The concept of Duty of Care refers to the obligation of employers to protect their employees from harm. This responsibility is particularly crucial during events such as the current economic, geopolitical and security crises we see, when risks and challenges are heightened.
With the volatility of the risk environment currently, and the heightened expectations from employees, Duty of Care in the current workplace needs to encompass not only the protection of employee’s health and safety but also their security and wellbeing whether they are on a remote site, at the office, on business travel or working from home.
Changes in the nature of risk
In times of crisis, the nature of risk is often heightened, which forces organisations to re-evaluate their Duty of Care policies. For instance, natural disasters such as the Turkey-Syria earthquake have led to increased risks and logistical challenges which prompted organisations to ensure that evacuation plans and safety protocols are in place to protect their people as well as their business operations. Similarly, economic crises often lead to an increase in mental health issues such as, anxiety and depression, which may propel organisations to provide additional support and resources to their employees.
Heightened expectations of employers and organisations
Crisis situations also heighten the expectations of employers and organisations to protect their employees. Employers are expected to provide a safe working environment for their employees that goes further than their safety at the office. Your organisation's responsibilities include protection while they are on business travel, at a remote site or working from home. Organisations are also expected to take a proactive approach to risk management, such as developing robust crisis management plans and implementing emergency preparedness procedures.

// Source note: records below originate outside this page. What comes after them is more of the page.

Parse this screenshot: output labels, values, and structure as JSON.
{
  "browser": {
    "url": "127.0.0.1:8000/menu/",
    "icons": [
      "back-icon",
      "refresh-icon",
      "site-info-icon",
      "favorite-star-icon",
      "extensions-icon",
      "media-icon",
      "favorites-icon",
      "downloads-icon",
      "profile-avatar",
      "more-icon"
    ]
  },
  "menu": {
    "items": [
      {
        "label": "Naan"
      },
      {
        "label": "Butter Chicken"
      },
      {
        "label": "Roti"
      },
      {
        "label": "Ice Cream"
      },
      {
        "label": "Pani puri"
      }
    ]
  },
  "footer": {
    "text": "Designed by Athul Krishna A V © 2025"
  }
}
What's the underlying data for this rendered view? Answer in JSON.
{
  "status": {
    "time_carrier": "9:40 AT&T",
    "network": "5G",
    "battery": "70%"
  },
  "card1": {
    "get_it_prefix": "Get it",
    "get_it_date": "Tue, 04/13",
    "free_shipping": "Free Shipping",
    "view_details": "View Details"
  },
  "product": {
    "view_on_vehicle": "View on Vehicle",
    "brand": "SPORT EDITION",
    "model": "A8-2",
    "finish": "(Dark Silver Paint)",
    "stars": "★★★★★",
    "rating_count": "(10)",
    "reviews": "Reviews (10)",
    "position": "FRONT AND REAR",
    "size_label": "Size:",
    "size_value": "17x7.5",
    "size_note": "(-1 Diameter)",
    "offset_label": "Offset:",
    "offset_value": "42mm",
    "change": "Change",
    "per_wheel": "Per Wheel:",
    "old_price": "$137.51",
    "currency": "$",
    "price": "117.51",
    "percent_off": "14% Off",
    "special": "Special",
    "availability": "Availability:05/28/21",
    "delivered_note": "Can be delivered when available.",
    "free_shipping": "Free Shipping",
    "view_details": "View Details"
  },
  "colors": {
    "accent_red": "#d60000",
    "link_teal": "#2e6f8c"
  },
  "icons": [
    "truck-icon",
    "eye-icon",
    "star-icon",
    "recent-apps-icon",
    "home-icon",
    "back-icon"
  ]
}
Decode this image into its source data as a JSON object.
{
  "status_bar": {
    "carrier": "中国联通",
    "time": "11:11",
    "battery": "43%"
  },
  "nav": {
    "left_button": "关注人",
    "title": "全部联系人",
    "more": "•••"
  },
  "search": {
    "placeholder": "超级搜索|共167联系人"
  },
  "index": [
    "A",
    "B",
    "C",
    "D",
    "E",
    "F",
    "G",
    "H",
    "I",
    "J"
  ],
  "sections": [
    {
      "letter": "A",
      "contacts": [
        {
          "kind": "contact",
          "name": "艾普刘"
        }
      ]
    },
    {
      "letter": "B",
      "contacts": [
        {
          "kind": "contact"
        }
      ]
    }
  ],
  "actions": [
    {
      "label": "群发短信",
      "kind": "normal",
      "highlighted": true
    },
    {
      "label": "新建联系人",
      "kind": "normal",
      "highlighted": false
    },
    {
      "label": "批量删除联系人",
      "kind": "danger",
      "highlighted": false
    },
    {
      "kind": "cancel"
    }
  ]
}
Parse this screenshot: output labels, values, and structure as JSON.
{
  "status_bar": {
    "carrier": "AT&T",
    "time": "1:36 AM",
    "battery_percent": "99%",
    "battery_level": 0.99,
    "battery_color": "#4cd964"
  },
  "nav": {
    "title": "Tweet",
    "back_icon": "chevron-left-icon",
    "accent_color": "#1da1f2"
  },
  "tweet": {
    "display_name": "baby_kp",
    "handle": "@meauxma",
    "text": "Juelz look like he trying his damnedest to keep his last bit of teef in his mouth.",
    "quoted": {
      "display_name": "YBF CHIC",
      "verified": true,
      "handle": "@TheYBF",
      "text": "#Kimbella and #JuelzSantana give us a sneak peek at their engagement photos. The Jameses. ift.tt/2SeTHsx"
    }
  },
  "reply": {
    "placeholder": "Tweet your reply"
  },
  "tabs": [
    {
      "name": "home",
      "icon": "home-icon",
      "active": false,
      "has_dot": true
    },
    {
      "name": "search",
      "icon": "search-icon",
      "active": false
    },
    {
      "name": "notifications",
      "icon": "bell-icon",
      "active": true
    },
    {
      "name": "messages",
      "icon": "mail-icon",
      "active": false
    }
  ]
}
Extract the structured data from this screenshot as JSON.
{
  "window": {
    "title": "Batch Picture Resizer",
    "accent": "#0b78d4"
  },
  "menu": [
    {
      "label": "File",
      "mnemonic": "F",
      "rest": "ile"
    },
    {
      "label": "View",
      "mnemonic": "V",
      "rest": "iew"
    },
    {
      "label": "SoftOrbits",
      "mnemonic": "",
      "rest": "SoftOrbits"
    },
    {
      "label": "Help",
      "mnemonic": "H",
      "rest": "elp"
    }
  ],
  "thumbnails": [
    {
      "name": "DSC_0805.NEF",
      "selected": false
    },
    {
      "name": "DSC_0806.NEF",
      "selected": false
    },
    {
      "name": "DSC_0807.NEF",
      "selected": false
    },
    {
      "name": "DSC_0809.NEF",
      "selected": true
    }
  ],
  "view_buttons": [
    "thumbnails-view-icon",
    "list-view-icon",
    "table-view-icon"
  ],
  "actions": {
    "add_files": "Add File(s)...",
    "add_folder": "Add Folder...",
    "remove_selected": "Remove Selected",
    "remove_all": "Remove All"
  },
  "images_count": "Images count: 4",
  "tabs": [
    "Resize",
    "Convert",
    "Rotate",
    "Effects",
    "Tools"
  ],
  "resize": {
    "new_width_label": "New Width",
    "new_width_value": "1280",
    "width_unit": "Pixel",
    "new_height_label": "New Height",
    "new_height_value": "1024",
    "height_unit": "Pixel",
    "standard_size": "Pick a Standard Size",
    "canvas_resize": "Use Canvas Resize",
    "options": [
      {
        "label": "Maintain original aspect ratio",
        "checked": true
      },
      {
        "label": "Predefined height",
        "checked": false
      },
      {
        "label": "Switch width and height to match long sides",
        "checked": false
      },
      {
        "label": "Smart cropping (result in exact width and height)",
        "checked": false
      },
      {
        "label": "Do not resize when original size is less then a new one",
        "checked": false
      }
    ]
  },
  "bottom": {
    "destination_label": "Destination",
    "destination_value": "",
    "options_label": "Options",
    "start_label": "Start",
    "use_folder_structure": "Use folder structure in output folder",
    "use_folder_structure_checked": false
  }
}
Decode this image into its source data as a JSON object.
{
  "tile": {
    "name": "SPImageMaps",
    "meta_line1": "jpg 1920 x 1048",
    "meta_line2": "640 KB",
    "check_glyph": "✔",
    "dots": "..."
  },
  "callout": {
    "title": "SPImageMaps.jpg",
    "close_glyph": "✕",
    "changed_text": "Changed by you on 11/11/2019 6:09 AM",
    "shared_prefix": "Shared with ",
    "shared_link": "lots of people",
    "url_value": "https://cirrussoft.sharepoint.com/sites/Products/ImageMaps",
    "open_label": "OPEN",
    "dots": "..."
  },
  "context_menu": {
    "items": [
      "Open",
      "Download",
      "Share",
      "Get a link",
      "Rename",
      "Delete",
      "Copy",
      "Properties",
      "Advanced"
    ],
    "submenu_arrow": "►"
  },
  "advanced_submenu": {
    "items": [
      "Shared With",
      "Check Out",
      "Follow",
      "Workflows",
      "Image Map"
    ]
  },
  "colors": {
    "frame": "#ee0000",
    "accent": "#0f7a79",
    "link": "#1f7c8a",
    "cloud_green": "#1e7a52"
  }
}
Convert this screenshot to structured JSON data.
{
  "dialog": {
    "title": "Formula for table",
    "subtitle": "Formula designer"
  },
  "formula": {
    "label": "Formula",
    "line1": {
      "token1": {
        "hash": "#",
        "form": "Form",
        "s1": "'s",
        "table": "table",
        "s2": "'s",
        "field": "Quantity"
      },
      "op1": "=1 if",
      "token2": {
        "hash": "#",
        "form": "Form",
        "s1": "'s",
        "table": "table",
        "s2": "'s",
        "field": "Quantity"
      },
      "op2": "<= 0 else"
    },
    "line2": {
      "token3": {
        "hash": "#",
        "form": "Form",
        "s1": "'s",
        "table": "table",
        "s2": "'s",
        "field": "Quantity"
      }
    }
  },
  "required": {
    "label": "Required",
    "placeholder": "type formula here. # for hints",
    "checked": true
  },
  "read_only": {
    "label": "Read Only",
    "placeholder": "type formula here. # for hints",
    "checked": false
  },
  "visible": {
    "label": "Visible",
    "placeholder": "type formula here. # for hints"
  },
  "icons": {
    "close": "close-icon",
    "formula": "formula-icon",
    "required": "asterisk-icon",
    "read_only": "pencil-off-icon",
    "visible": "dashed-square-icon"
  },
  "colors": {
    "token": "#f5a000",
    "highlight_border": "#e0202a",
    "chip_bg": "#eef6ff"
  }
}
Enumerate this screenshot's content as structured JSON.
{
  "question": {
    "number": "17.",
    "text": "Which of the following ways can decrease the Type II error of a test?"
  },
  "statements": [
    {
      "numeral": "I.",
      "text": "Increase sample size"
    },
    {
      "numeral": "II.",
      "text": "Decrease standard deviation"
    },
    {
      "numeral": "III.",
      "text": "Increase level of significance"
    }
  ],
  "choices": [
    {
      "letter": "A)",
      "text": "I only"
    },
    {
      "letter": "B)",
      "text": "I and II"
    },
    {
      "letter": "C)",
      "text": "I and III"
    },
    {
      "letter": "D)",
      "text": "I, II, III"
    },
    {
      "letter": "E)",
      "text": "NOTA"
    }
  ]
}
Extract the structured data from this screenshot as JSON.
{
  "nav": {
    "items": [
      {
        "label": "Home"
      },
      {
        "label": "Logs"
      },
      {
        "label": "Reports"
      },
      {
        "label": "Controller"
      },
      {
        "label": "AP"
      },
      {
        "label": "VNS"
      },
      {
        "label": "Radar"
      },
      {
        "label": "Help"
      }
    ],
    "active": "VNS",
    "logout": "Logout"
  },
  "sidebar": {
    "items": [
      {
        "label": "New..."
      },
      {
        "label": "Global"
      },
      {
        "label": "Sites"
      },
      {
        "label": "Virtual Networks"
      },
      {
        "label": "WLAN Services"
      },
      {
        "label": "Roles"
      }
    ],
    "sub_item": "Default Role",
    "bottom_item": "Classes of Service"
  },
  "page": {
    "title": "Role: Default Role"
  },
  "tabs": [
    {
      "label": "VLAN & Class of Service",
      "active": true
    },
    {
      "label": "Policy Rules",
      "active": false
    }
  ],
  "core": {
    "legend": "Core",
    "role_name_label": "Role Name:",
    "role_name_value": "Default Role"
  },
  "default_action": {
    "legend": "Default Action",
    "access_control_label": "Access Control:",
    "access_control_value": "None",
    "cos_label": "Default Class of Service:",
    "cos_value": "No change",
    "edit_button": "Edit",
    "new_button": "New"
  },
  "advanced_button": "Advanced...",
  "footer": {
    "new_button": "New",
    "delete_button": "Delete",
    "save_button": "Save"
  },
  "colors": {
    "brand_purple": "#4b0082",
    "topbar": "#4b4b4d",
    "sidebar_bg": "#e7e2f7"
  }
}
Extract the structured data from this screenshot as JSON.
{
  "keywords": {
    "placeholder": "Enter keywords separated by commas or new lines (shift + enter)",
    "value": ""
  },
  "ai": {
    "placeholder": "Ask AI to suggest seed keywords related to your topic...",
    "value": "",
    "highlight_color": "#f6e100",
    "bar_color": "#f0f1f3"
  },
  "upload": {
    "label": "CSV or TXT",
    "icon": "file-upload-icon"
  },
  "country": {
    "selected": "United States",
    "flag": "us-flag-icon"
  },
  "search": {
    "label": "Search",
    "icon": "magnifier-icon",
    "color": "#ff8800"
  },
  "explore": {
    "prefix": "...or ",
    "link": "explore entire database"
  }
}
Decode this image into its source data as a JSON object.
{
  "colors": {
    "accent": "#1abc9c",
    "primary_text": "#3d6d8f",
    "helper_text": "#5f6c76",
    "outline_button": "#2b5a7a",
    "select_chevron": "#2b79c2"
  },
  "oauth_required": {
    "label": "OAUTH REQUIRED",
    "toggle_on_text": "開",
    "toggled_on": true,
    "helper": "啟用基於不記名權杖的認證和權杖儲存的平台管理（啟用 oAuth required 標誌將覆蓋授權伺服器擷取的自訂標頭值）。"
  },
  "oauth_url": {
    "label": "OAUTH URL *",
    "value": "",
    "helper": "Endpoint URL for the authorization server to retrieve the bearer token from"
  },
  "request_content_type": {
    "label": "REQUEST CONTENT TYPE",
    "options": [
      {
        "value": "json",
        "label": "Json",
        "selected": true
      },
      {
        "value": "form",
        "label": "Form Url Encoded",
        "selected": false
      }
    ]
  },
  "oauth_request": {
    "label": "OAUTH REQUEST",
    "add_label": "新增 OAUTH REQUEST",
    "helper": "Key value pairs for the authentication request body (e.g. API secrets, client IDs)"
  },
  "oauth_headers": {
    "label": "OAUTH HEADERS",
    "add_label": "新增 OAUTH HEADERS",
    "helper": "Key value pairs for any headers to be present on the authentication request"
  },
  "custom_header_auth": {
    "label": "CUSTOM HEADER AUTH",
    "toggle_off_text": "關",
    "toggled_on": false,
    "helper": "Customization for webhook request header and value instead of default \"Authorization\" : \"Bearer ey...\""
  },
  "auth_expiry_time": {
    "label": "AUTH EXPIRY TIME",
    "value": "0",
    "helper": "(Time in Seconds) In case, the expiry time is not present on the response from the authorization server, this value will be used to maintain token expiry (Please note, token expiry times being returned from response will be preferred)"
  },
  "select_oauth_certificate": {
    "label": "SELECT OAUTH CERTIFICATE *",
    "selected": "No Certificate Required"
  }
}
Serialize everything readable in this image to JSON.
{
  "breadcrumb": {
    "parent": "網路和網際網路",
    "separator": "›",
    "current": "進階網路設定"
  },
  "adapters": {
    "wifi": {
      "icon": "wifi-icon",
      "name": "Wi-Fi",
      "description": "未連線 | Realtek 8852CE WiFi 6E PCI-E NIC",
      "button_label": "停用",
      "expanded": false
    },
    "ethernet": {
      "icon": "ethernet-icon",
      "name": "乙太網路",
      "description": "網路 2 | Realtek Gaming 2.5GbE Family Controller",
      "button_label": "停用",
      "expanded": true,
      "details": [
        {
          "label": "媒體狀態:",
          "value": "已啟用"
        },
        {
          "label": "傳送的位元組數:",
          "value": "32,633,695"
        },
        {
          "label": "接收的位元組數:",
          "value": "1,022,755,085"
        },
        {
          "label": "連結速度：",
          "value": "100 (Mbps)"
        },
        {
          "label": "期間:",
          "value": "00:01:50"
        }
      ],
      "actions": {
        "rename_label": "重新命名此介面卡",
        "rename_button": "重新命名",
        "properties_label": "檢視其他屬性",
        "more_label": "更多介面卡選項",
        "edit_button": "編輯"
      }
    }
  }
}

Legal and ethical implication of neglecting Duty of Care in crises
The legal and ethical implications of Duty of Care during a crisis are very significant. For an organisation, upholding these obligations is not only crucial for protecting their employees but also for promoting their ethical values, thereby aiding talent retention, and maintaining a positive business reputation. Failure to fulfil them has also been proven to result in reputational damage, loss of productivity, increased employee turnover as well as overall cost to the organisation.
The future for organisations
Global crises have highlighted the importance of Duty of Care – and it is likely that organisations will continue to prioritise risk management and crisis response in the future. Strategies for organisations and individuals to uphold their responsibilities include ongoing review and evaluation of policies and procedures, proactive risk management, and a commitment to promoting and safeguarding the health and wellbeing of their employees.
How International SOS can help
For almost four decades, our security, health, logistics and digital experts have been supporting over 9,000 global organisations uphold their Duty of Care responsibilities and ensuring their business continuity.
Regardless of your industry, size or location, we understand the risks of your people and how to empower workforce resilience.
Get in touch to speak to us about your Duty of Care journey.